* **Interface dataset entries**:
==*==
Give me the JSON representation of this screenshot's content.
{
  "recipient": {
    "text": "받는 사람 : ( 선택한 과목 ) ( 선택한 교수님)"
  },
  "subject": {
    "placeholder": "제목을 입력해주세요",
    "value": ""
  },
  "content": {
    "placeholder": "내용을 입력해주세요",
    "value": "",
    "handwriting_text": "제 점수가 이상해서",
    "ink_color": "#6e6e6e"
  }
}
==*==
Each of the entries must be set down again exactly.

* **Reply**:
Give me the JSON representation of this screenshot's content.
{
  "recipient": {
    "text": "받는 사람 : ( 선택한 과목 ) ( 선택한 교수님)"
  },
  "subject": {
    "placeholder": "제목을 입력해주세요",
    "value": ""
  },
  "content": {
    "placeholder": "내용을 입력해주세요",
    "value": "",
    "handwriting_text": "제 점수가 이상해서",
    "ink_color": "#6e6e6e"
  }
}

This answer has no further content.